MATERIAL SHOWN =
______________________________
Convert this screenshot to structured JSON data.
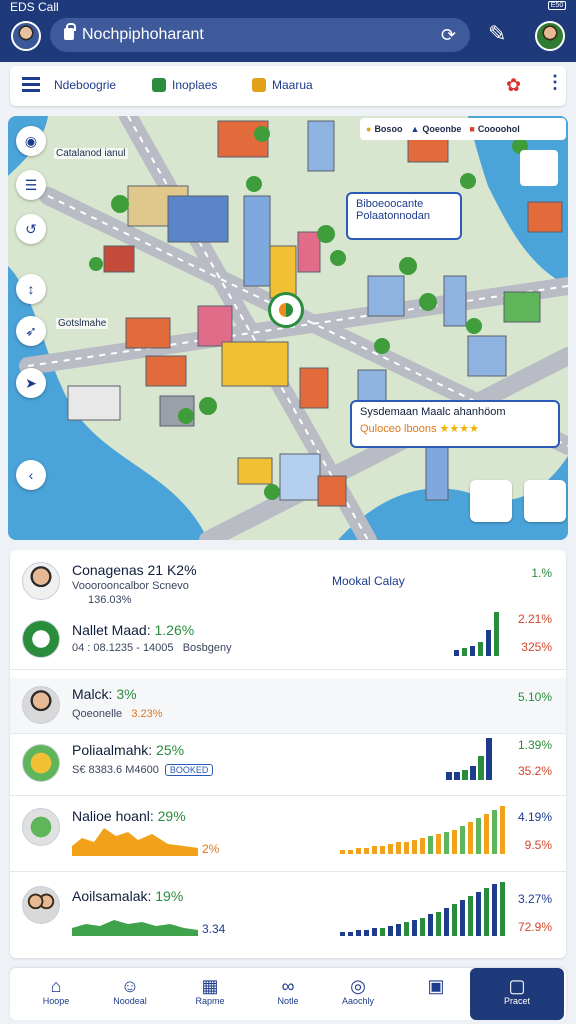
{
  "status": {
    "left": "EDS Call",
    "battery": "E50"
  },
  "browser": {
    "url": "Nochpiphoharant"
  },
  "header": {
    "nav": [
      {
        "label": "Ndeboogrie",
        "icon": "map-icon",
        "color": "#1e3c8c"
      },
      {
        "label": "Inoplaes",
        "icon": "chat-icon",
        "color": "#2a8d3c"
      },
      {
        "label": "Maarua",
        "icon": "bus-icon",
        "color": "#e1a21a"
      }
    ]
  },
  "map": {
    "legend": [
      "Bosoo",
      "Qoeonbe",
      "Coooohol"
    ],
    "label_top": "Catalanod ianul",
    "label_left": "Gotslmahe",
    "callout1": "Biboeoocante\nPolaatonnodan",
    "callout2_title": "Sysdemaan Maalc ahanhöom",
    "callout2_sub": "Quloceo lboons"
  },
  "list": {
    "rows": [
      {
        "title": "Conagenas 21 K2%",
        "sub": "Vooorooncalbor Scnevo",
        "sub2": "136.03%",
        "mid": "Mookal Calay",
        "val": "1.%",
        "val_color": "green"
      },
      {
        "title": "Nallet Maad:",
        "pct": "1.26%",
        "sub": "04 : 08.1235 - 14005",
        "sub2": "Bosbgeny",
        "val": "2.21%",
        "val2": "325%",
        "val_color": "red"
      },
      {
        "title": "Malck:",
        "pct": "3%",
        "sub": "Qoeonelle",
        "sub2": "3.23%",
        "val": "5.10%",
        "val_color": "green"
      },
      {
        "title": "Poliaalmahk:",
        "pct": "25%",
        "sub": "S€ 8383.6 M4600",
        "sub2": "BOOKED",
        "val": "1.39%",
        "val2": "35.2%",
        "val_color": "green"
      },
      {
        "title": "Nalioe hoanl:",
        "pct": "29%",
        "sub": "2%",
        "val": "4.19%",
        "val2": "9.5%",
        "val_color": "blue"
      },
      {
        "title": "Aoilsamalak:",
        "pct": "19%",
        "sub": "3.34",
        "val": "3.27%",
        "val2": "72.9%",
        "val_color": "blue"
      }
    ]
  },
  "bottom_nav": [
    {
      "label": "Hoope",
      "icon": "home-icon"
    },
    {
      "label": "Noodeal",
      "icon": "person-icon"
    },
    {
      "label": "Rapme",
      "icon": "chart-icon"
    },
    {
      "label": "Notle",
      "icon": "binoculars-icon"
    },
    {
      "label": "Aaochly",
      "icon": "compass-icon"
    },
    {
      "label": "",
      "icon": "calendar-icon"
    },
    {
      "label": "Pracet",
      "icon": "profile-icon"
    }
  ]
}
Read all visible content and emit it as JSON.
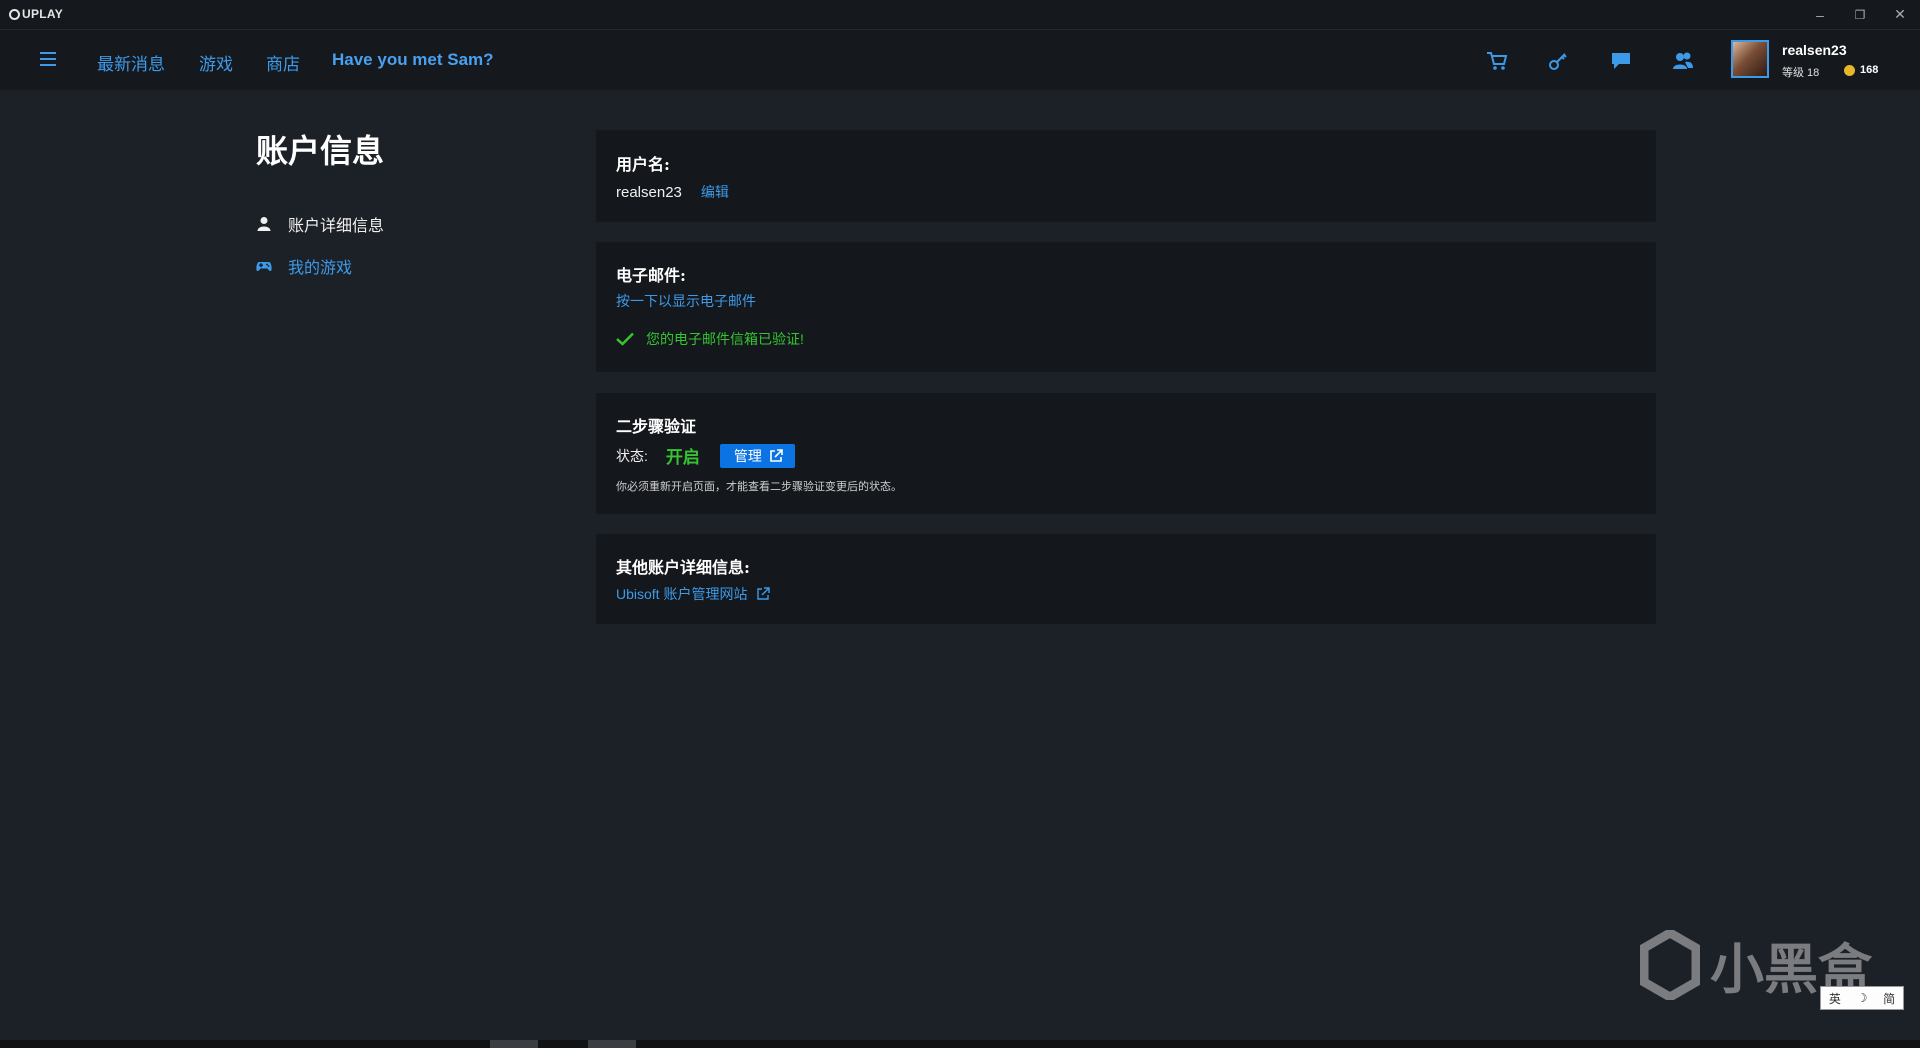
{
  "window": {
    "app_name": "UPLAY",
    "minimize": "–",
    "restore": "❐",
    "close": "✕"
  },
  "nav": {
    "links": [
      "最新消息",
      "游戏",
      "商店",
      "Have you met Sam?"
    ],
    "icons": [
      "cart-icon",
      "key-icon",
      "chat-icon",
      "friends-icon"
    ]
  },
  "user": {
    "name": "realsen23",
    "level": "等级 18",
    "coins": "168"
  },
  "sidebar": {
    "title": "账户信息",
    "items": [
      {
        "label": "账户详细信息",
        "icon": "user-icon"
      },
      {
        "label": "我的游戏",
        "icon": "gamepad-icon"
      }
    ]
  },
  "username_card": {
    "title": "用户名:",
    "value": "realsen23",
    "edit": "编辑"
  },
  "email_card": {
    "title": "电子邮件:",
    "reveal": "按一下以显示电子邮件",
    "verified": "您的电子邮件信箱已验证!"
  },
  "twofa_card": {
    "title": "二步骤验证",
    "status_label": "状态:",
    "status_value": "开启",
    "manage": "管理",
    "note": "你必须重新开启页面，才能查看二步骤验证变更后的状态。"
  },
  "other_card": {
    "title": "其他账户详细信息:",
    "link": "Ubisoft 账户管理网站"
  },
  "watermark": "小黑盒",
  "ime": [
    "英",
    "☽",
    "简"
  ],
  "colors": {
    "accent": "#3d9ae8",
    "success": "#35c531",
    "button": "#0b74e2",
    "background": "#1c2027",
    "card": "#14171c"
  }
}
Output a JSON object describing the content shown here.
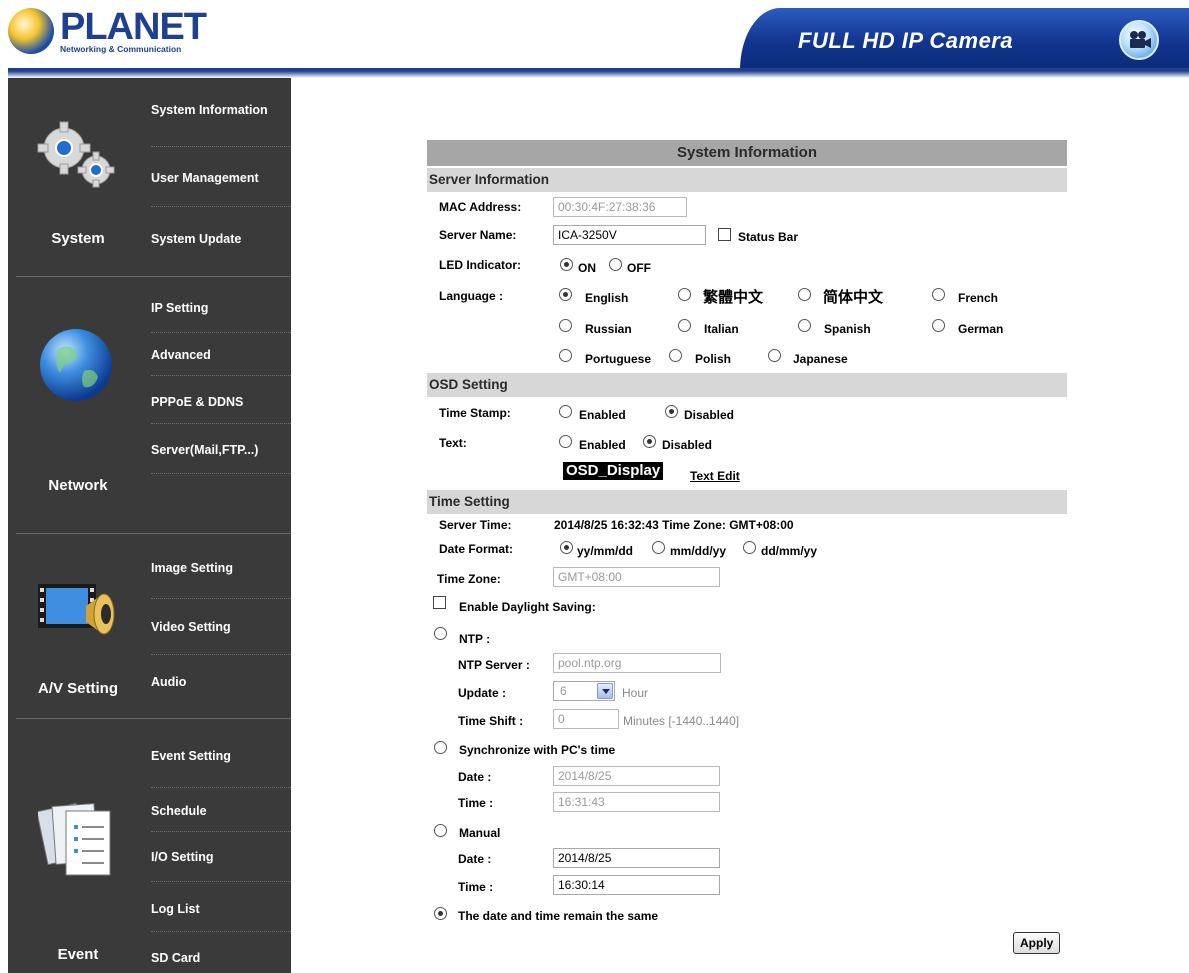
{
  "header": {
    "logo_title": "PLANET",
    "logo_subtitle": "Networking & Communication",
    "product_title": "FULL HD IP Camera"
  },
  "sidebar": {
    "groups": [
      {
        "label": "System",
        "icon": "gears-icon",
        "items": [
          "System Information",
          "User Management",
          "System Update"
        ]
      },
      {
        "label": "Network",
        "icon": "globe-icon",
        "items": [
          "IP Setting",
          "Advanced",
          "PPPoE & DDNS",
          "Server(Mail,FTP...)"
        ]
      },
      {
        "label": "A/V Setting",
        "icon": "film-speaker-icon",
        "items": [
          "Image Setting",
          "Video Setting",
          "Audio"
        ]
      },
      {
        "label": "Event",
        "icon": "documents-icon",
        "items": [
          "Event Setting",
          "Schedule",
          "I/O Setting",
          "Log List",
          "SD Card"
        ]
      }
    ]
  },
  "form": {
    "title": "System Information",
    "server_info": {
      "section": "Server Information",
      "mac_label": "MAC Address:",
      "mac_value": "00:30:4F:27:38:36",
      "name_label": "Server Name:",
      "name_value": "ICA-3250V",
      "status_bar_label": "Status Bar",
      "status_bar_checked": false,
      "led_label": "LED Indicator:",
      "led_on": "ON",
      "led_off": "OFF",
      "led_selected": "ON",
      "language_label": "Language :",
      "languages": [
        "English",
        "繁體中文",
        "简体中文",
        "French",
        "Russian",
        "Italian",
        "Spanish",
        "German",
        "Portuguese",
        "Polish",
        "Japanese"
      ],
      "language_selected": "English"
    },
    "osd": {
      "section": "OSD Setting",
      "timestamp_label": "Time Stamp:",
      "timestamp_enabled": "Enabled",
      "timestamp_disabled": "Disabled",
      "timestamp_selected": "Disabled",
      "text_label": "Text:",
      "text_enabled": "Enabled",
      "text_disabled": "Disabled",
      "text_selected": "Disabled",
      "osd_display": "OSD_Display",
      "text_edit": "Text Edit"
    },
    "time": {
      "section": "Time Setting",
      "server_time_label": "Server Time:",
      "server_time_value": "2014/8/25 16:32:43 Time Zone: GMT+08:00",
      "date_format_label": "Date Format:",
      "date_formats": [
        "yy/mm/dd",
        "mm/dd/yy",
        "dd/mm/yy"
      ],
      "date_format_selected": "yy/mm/dd",
      "time_zone_label": "Time Zone:",
      "time_zone_value": "GMT+08:00",
      "dst_label": "Enable Daylight Saving:",
      "dst_checked": false,
      "ntp_label": "NTP :",
      "ntp_server_label": "NTP Server :",
      "ntp_server_value": "pool.ntp.org",
      "update_label": "Update :",
      "update_value": "6",
      "update_unit": "Hour",
      "shift_label": "Time Shift :",
      "shift_value": "0",
      "shift_unit": "Minutes  [-1440..1440]",
      "sync_pc_label": "Synchronize with PC's time",
      "pc_date_label": "Date :",
      "pc_date_value": "2014/8/25",
      "pc_time_label": "Time :",
      "pc_time_value": "16:31:43",
      "manual_label": "Manual",
      "manual_date_label": "Date :",
      "manual_date_value": "2014/8/25",
      "manual_time_label": "Time :",
      "manual_time_value": "16:30:14",
      "remain_label": "The date and time remain the same",
      "mode_selected": "remain"
    },
    "apply_label": "Apply"
  }
}
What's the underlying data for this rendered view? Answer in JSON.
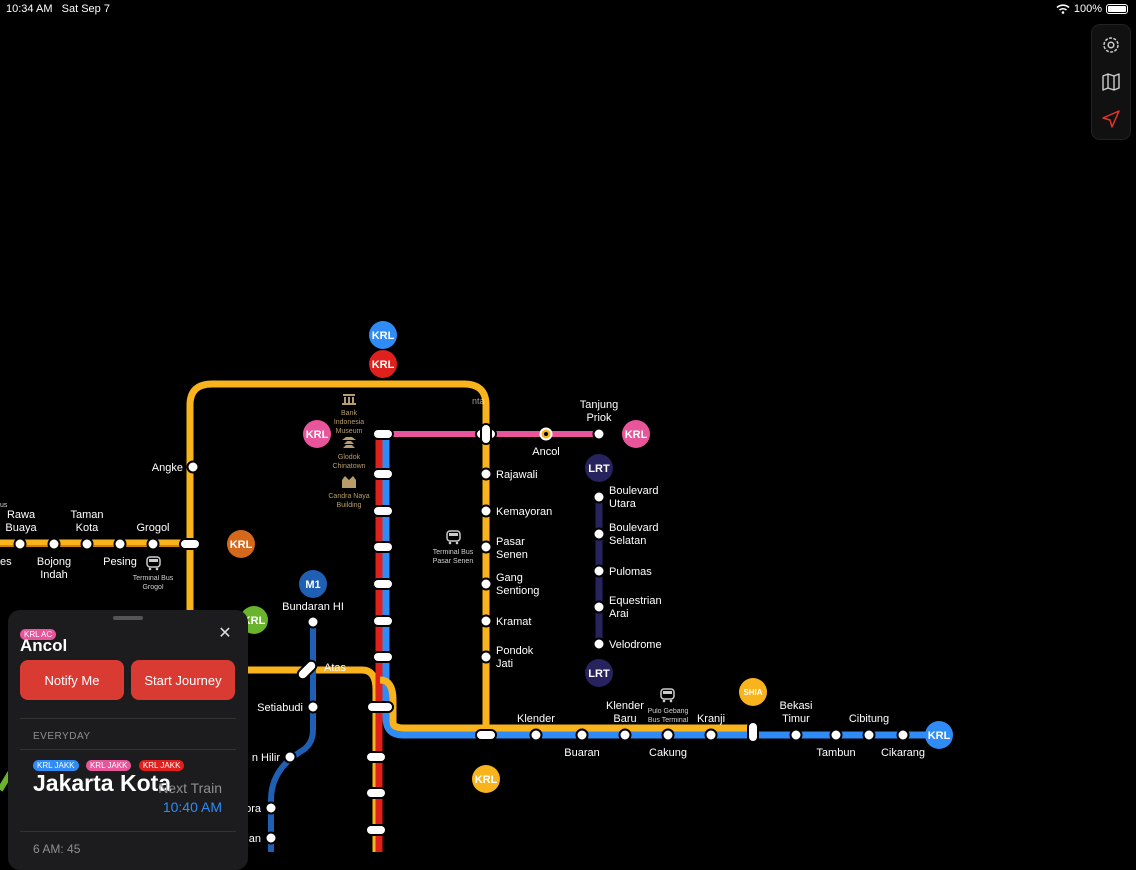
{
  "status_bar": {
    "time": "10:34 AM",
    "date": "Sat Sep 7",
    "battery": "100%"
  },
  "colors": {
    "yellow": "#f9b31d",
    "red": "#e0201c",
    "blue": "#2f8cf6",
    "pink": "#e8559a",
    "navy": "#26235e",
    "steel": "#1f5fb4",
    "orange_krl": "#d4691c",
    "green_krl": "#6ab42d",
    "button_red": "#d93a32"
  },
  "toolbar": {
    "icons": [
      "settings-icon",
      "map-icon",
      "location-arrow-icon"
    ]
  },
  "badges": {
    "krl": "KRL",
    "lrt": "LRT",
    "m1": "M1",
    "shia": "SHIA"
  },
  "stations": {
    "angke": "Angke",
    "rawa_buaya_1": "Rawa",
    "rawa_buaya_2": "Buaya",
    "taman_kota_1": "Taman",
    "taman_kota_2": "Kota",
    "grogol": "Grogol",
    "bojong_1": "Bojong",
    "bojong_2": "Indah",
    "pesing": "Pesing",
    "es": "es",
    "bus_trunc": "us",
    "tanjung_1": "Tanjung",
    "tanjung_2": "Priok",
    "ancol": "Ancol",
    "rajawali": "Rajawali",
    "kemayoran": "Kemayoran",
    "pasar_senen_1": "Pasar",
    "pasar_senen_2": "Senen",
    "gang_1": "Gang",
    "gang_2": "Sentiong",
    "kramat": "Kramat",
    "pondok_1": "Pondok",
    "pondok_2": "Jati",
    "blv_utara_1": "Boulevard",
    "blv_utara_2": "Utara",
    "blv_selatan_1": "Boulevard",
    "blv_selatan_2": "Selatan",
    "pulomas": "Pulomas",
    "equestrian_1": "Equestrian",
    "equestrian_2": "Arai",
    "velodrome": "Velodrome",
    "bundaran": "Bundaran HI",
    "atas": "Atas",
    "setiabudi": "Setiabudi",
    "n_hilir": "n Hilir",
    "ora": "ora",
    "an": "an",
    "klender": "Klender",
    "klender_baru_1": "Klender",
    "klender_baru_2": "Baru",
    "kranji": "Kranji",
    "bekasi_timur_1": "Bekasi",
    "bekasi_timur_2": "Timur",
    "cibitung": "Cibitung",
    "buaran": "Buaran",
    "cakung": "Cakung",
    "tambun": "Tambun",
    "cikarang": "Cikarang",
    "jakarta_kota_partial": "nta"
  },
  "pois": {
    "bank_1": "Bank",
    "bank_2": "Indonesia",
    "bank_3": "Museum",
    "glodok_1": "Glodok",
    "glodok_2": "Chinatown",
    "candra_1": "Candra Naya",
    "candra_2": "Building",
    "tb_senen_1": "Terminal Bus",
    "tb_senen_2": "Pasar Senen",
    "tb_grogol_1": "Terminal Bus",
    "tb_grogol_2": "Grogol",
    "pulo_1": "Pulo Gebang",
    "pulo_2": "Bus Terminal"
  },
  "panel": {
    "line_pill": "KRL AC",
    "station_name": "Ancol",
    "notify_button": "Notify Me",
    "start_button": "Start Journey",
    "cadence": "EVERYDAY",
    "route_pills": [
      "KRL JAKK",
      "KRL JAKK",
      "KRL JAKK"
    ],
    "destination": "Jakarta Kota",
    "next_train_label": "Next Train",
    "next_train_time": "10:40 AM",
    "frequency": "6 AM: 45"
  }
}
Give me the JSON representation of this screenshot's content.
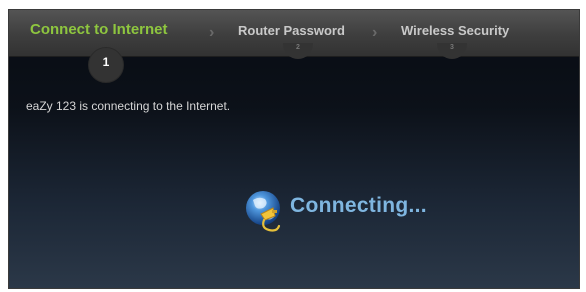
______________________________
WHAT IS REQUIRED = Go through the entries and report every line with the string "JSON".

RESPONSE =
Convert this screenshot to structured JSON data.
Read all visible content and emit it as JSON.
Output a JSON object describing the content shown here.
What's the underlying data for this rendered view? Answer in JSON.
Give me the JSON representation of this screenshot's content.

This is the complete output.